Try it: Each entry below should be returned exactly as is, with the pictures removed.

Records for this task:

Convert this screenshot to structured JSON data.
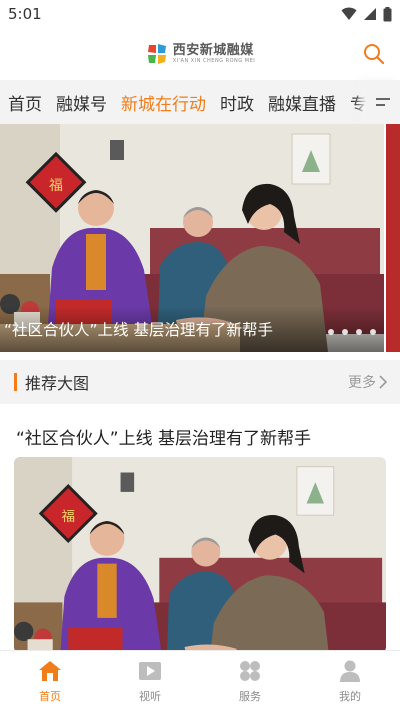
{
  "status_bar": {
    "time": "5:01"
  },
  "header": {
    "app_name": "西安新城融媒",
    "app_name_en": "XI'AN XIN CHENG RONG MEI"
  },
  "channels": [
    {
      "label": "首页",
      "active": false
    },
    {
      "label": "融媒号",
      "active": false
    },
    {
      "label": "新城在行动",
      "active": true
    },
    {
      "label": "时政",
      "active": false
    },
    {
      "label": "融媒直播",
      "active": false
    },
    {
      "label": "专",
      "active": false
    }
  ],
  "banner": {
    "caption": "“社区合伙人”上线  基层治理有了新帮手",
    "dot_count": 4
  },
  "section": {
    "title": "推荐大图",
    "more_label": "更多"
  },
  "article": {
    "title": "“社区合伙人”上线  基层治理有了新帮手"
  },
  "bottom_nav": [
    {
      "label": "首页",
      "icon": "home-icon",
      "active": true
    },
    {
      "label": "视听",
      "icon": "video-icon",
      "active": false
    },
    {
      "label": "服务",
      "icon": "services-grid-icon",
      "active": false
    },
    {
      "label": "我的",
      "icon": "profile-icon",
      "active": false
    }
  ],
  "colors": {
    "accent": "#f07d1a",
    "tab_bar_bg": "#f3f3f3",
    "muted_text": "#8a8a8a"
  }
}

Solved exercise:
Convert this screenshot to structured JSON data.
{
  "status_bar": {
    "time": "5:01"
  },
  "header": {
    "app_name": "西安新城融媒",
    "app_name_en": "XI'AN XIN CHENG RONG MEI"
  },
  "channels": [
    {
      "label": "首页",
      "active": false
    },
    {
      "label": "融媒号",
      "active": false
    },
    {
      "label": "新城在行动",
      "active": true
    },
    {
      "label": "时政",
      "active": false
    },
    {
      "label": "融媒直播",
      "active": false
    },
    {
      "label": "专",
      "active": false
    }
  ],
  "banner": {
    "caption": "“社区合伙人”上线  基层治理有了新帮手",
    "dot_count": 4
  },
  "section": {
    "title": "推荐大图",
    "more_label": "更多"
  },
  "article": {
    "title": "“社区合伙人”上线  基层治理有了新帮手"
  },
  "bottom_nav": [
    {
      "label": "首页",
      "icon": "home-icon",
      "active": true
    },
    {
      "label": "视听",
      "icon": "video-icon",
      "active": false
    },
    {
      "label": "服务",
      "icon": "services-grid-icon",
      "active": false
    },
    {
      "label": "我的",
      "icon": "profile-icon",
      "active": false
    }
  ],
  "colors": {
    "accent": "#f07d1a",
    "tab_bar_bg": "#f3f3f3",
    "muted_text": "#8a8a8a"
  }
}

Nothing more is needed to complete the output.